> WHAT NEEDS TO BE DONE: Count every line in the following entries where the word "Freeze" appears. Give the count alone.
--- AVAILABLE DATA Enclosed Below ---
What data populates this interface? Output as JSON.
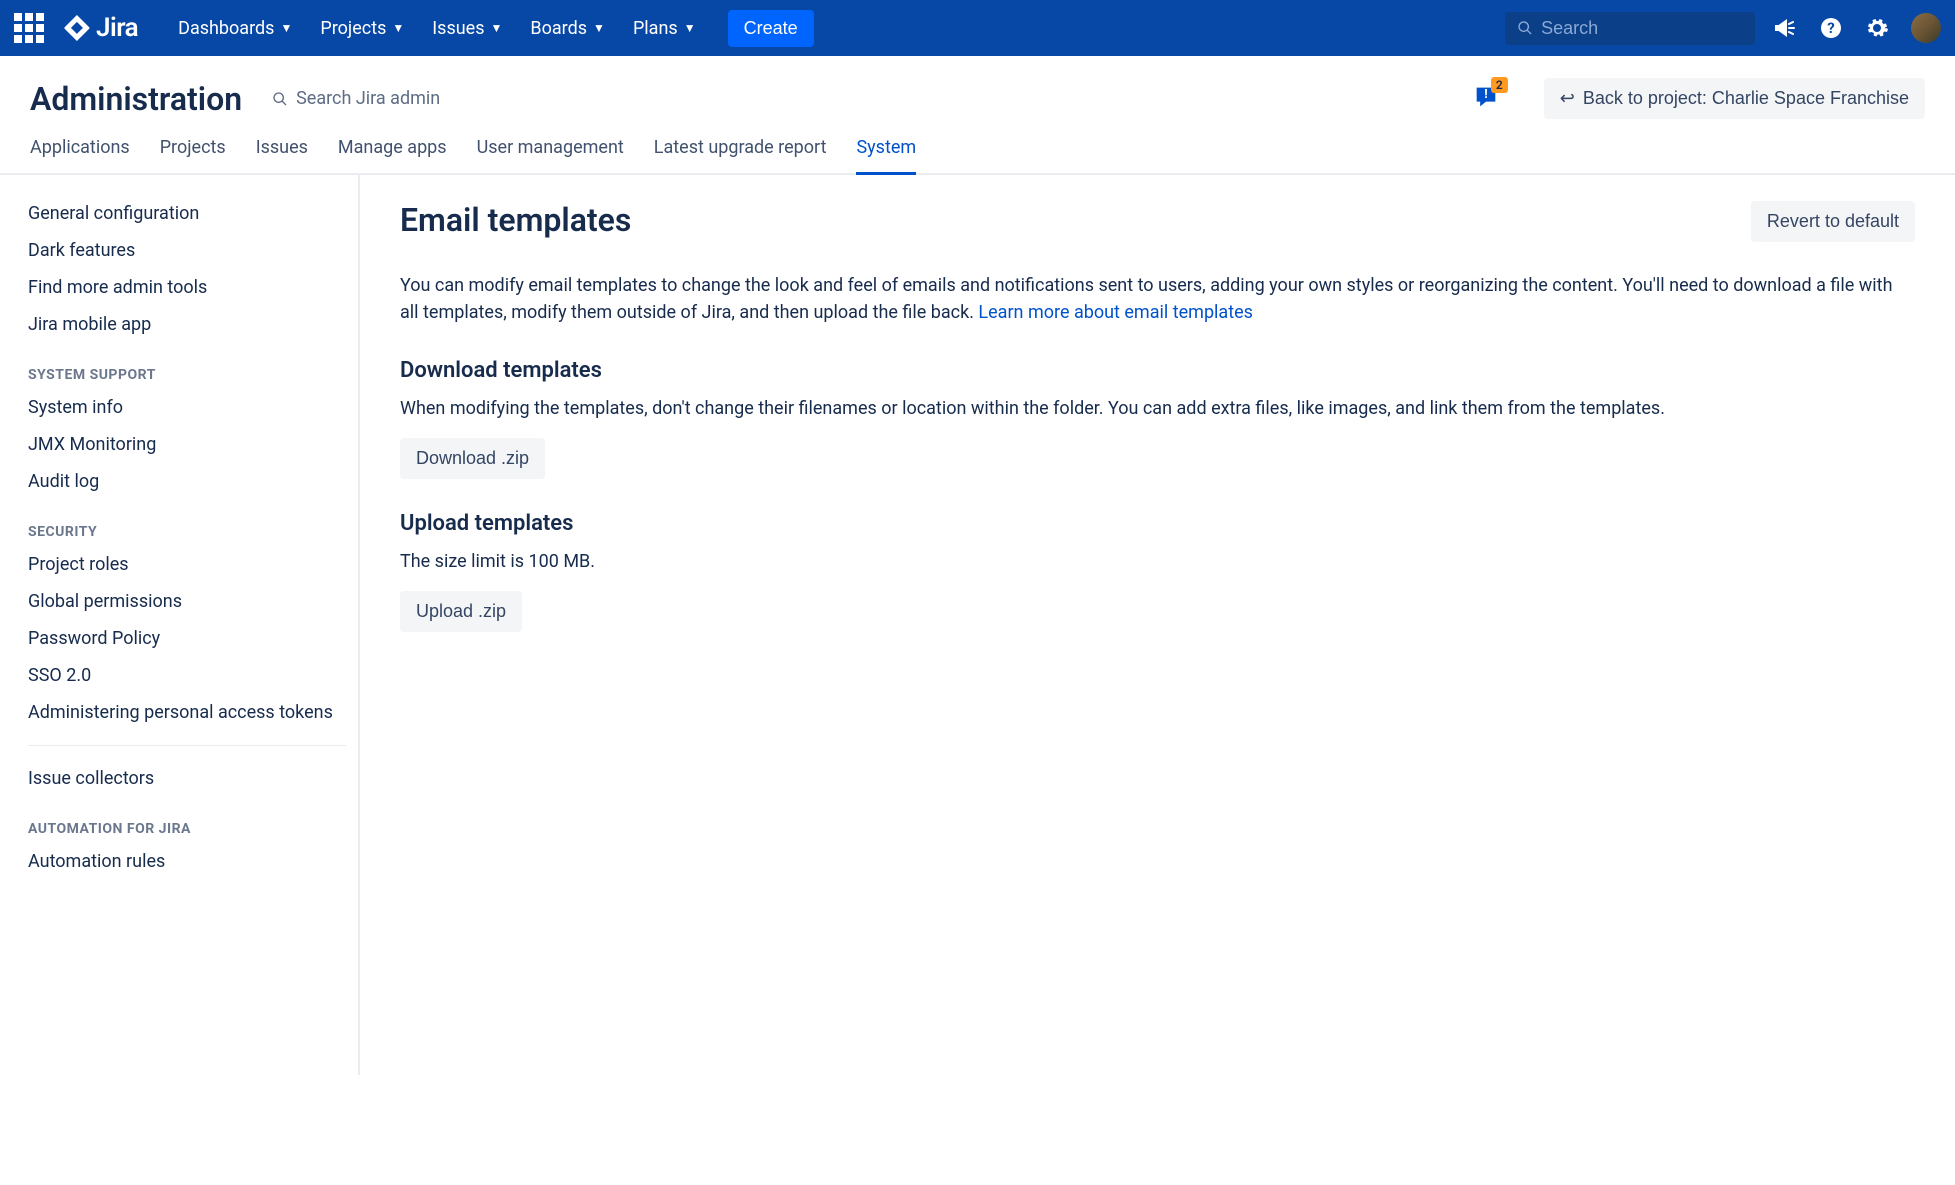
{
  "topnav": {
    "logo_text": "Jira",
    "items": [
      "Dashboards",
      "Projects",
      "Issues",
      "Boards",
      "Plans"
    ],
    "create_label": "Create",
    "search_placeholder": "Search"
  },
  "admin_header": {
    "title": "Administration",
    "search_text": "Search Jira admin",
    "feedback_badge": "2",
    "back_label": "Back to project: Charlie Space Franchise"
  },
  "admin_tabs": [
    "Applications",
    "Projects",
    "Issues",
    "Manage apps",
    "User management",
    "Latest upgrade report",
    "System"
  ],
  "admin_tabs_active_index": 6,
  "sidebar": {
    "top_links": [
      "General configuration",
      "Dark features",
      "Find more admin tools",
      "Jira mobile app"
    ],
    "groups": [
      {
        "heading": "SYSTEM SUPPORT",
        "links": [
          "System info",
          "JMX Monitoring",
          "Audit log"
        ]
      },
      {
        "heading": "SECURITY",
        "links": [
          "Project roles",
          "Global permissions",
          "Password Policy",
          "SSO 2.0",
          "Administering personal access tokens"
        ]
      }
    ],
    "divider_links": [
      "Issue collectors"
    ],
    "groups2": [
      {
        "heading": "AUTOMATION FOR JIRA",
        "links": [
          "Automation rules"
        ]
      }
    ]
  },
  "content": {
    "title": "Email templates",
    "revert_label": "Revert to default",
    "description_text": "You can modify email templates to change the look and feel of emails and notifications sent to users, adding your own styles or reorganizing the content. You'll need to download a file with all templates, modify them outside of Jira, and then upload the file back. ",
    "description_link": "Learn more about email templates",
    "download": {
      "title": "Download templates",
      "desc": "When modifying the templates, don't change their filenames or location within the folder. You can add extra files, like images, and link them from the templates.",
      "button": "Download .zip"
    },
    "upload": {
      "title": "Upload templates",
      "desc": "The size limit is 100 MB.",
      "button": "Upload .zip"
    }
  }
}
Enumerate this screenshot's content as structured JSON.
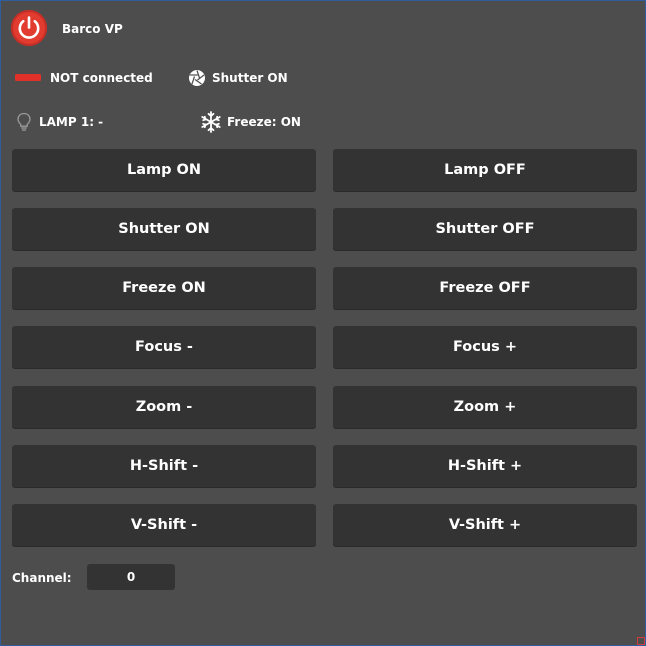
{
  "header": {
    "title": "Barco VP",
    "power_icon": "power-icon"
  },
  "status": {
    "connection_text": "NOT connected",
    "connection_color": "#e0302a",
    "shutter_text": "Shutter  ON",
    "lamp_text": "LAMP 1: -",
    "freeze_text": "Freeze: ON"
  },
  "buttons": {
    "lamp_on": "Lamp ON",
    "lamp_off": "Lamp OFF",
    "shutter_on": "Shutter ON",
    "shutter_off": "Shutter OFF",
    "freeze_on": "Freeze ON",
    "freeze_off": "Freeze OFF",
    "focus_minus": "Focus -",
    "focus_plus": "Focus +",
    "zoom_minus": "Zoom -",
    "zoom_plus": "Zoom +",
    "hshift_minus": "H-Shift -",
    "hshift_plus": "H-Shift +",
    "vshift_minus": "V-Shift -",
    "vshift_plus": "V-Shift +"
  },
  "channel": {
    "label": "Channel:",
    "value": "0"
  },
  "colors": {
    "background": "#4d4d4d",
    "button": "#333333",
    "accent": "#e23b30"
  }
}
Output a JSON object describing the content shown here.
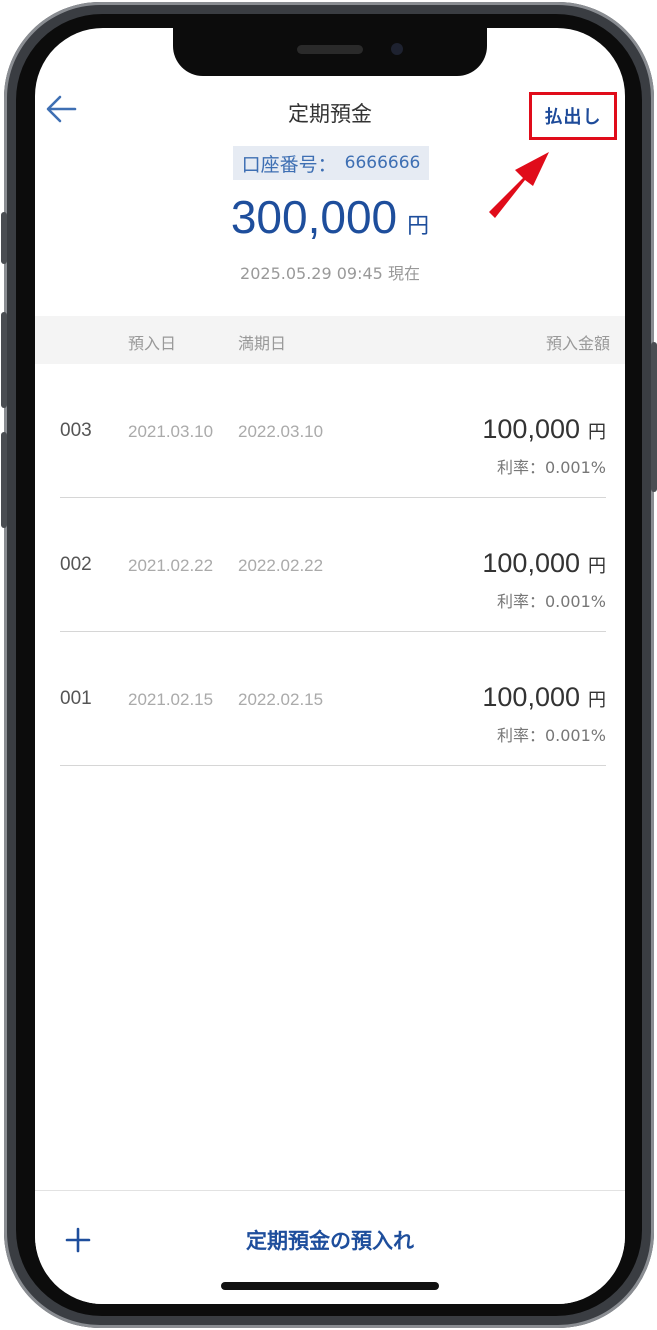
{
  "header": {
    "title": "定期預金",
    "withdraw_label": "払出し"
  },
  "account": {
    "label": "口座番号：",
    "number": "6666666"
  },
  "summary": {
    "total_amount": "300,000",
    "unit": "円",
    "as_of": "2025.05.29 09:45 現在"
  },
  "table": {
    "col_deposit_date": "預入日",
    "col_maturity_date": "満期日",
    "col_amount": "預入金額",
    "rows": [
      {
        "no": "003",
        "deposit_date": "2021.03.10",
        "maturity_date": "2022.03.10",
        "amount": "100,000",
        "unit": "円",
        "rate": "利率：0.001%"
      },
      {
        "no": "002",
        "deposit_date": "2021.02.22",
        "maturity_date": "2022.02.22",
        "amount": "100,000",
        "unit": "円",
        "rate": "利率：0.001%"
      },
      {
        "no": "001",
        "deposit_date": "2021.02.15",
        "maturity_date": "2022.02.15",
        "amount": "100,000",
        "unit": "円",
        "rate": "利率：0.001%"
      }
    ]
  },
  "footer": {
    "deposit_button_label": "定期預金の預入れ"
  },
  "icons": {
    "back": "back-arrow-icon",
    "plus": "plus-icon",
    "annotation": "red-arrow-icon"
  },
  "colors": {
    "accent_blue": "#1e4e9c",
    "highlight_red": "#e00c1a",
    "badge_bg": "#e6ebf3"
  }
}
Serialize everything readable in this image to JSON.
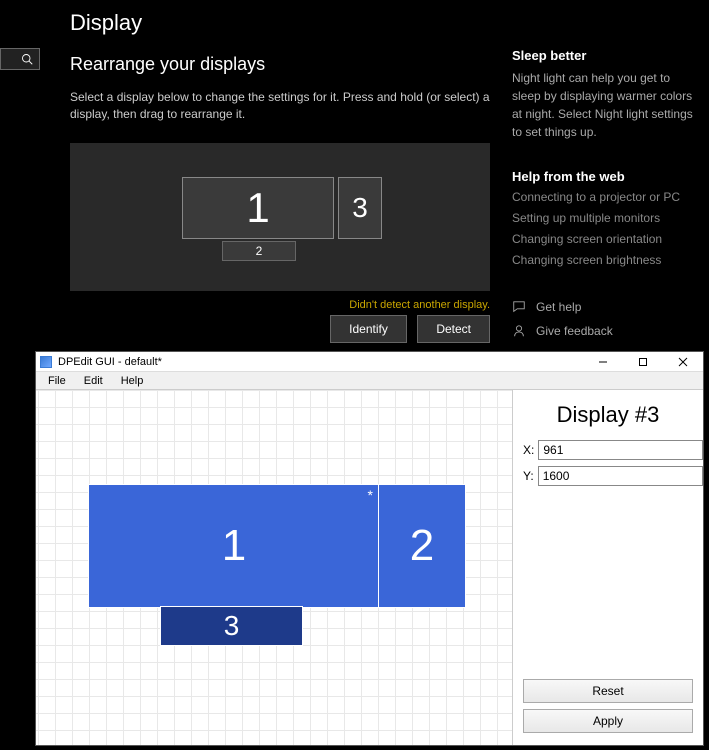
{
  "settings": {
    "page_title": "Display",
    "section_title": "Rearrange your displays",
    "description": "Select a display below to change the settings for it. Press and hold (or select) a display, then drag to rearrange it.",
    "displays": {
      "d1": "1",
      "d2": "2",
      "d3": "3"
    },
    "detect_msg": "Didn't detect another display.",
    "identify_label": "Identify",
    "detect_label": "Detect"
  },
  "sidebar": {
    "sleep_heading": "Sleep better",
    "sleep_text": "Night light can help you get to sleep by displaying warmer colors at night. Select Night light settings to set things up.",
    "help_heading": "Help from the web",
    "links": {
      "l1": "Connecting to a projector or PC",
      "l2": "Setting up multiple monitors",
      "l3": "Changing screen orientation",
      "l4": "Changing screen brightness"
    },
    "get_help": "Get help",
    "give_feedback": "Give feedback"
  },
  "dpedit": {
    "title": "DPEdit GUI - default*",
    "menu": {
      "file": "File",
      "edit": "Edit",
      "help": "Help"
    },
    "displays": {
      "d1": "1",
      "d2": "2",
      "d3": "3"
    },
    "star": "*",
    "panel_title": "Display #3",
    "x_label": "X:",
    "y_label": "Y:",
    "x_value": "961",
    "y_value": "1600",
    "reset_label": "Reset",
    "apply_label": "Apply"
  }
}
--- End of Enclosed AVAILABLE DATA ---
> EXERCISE OUTPUT: 3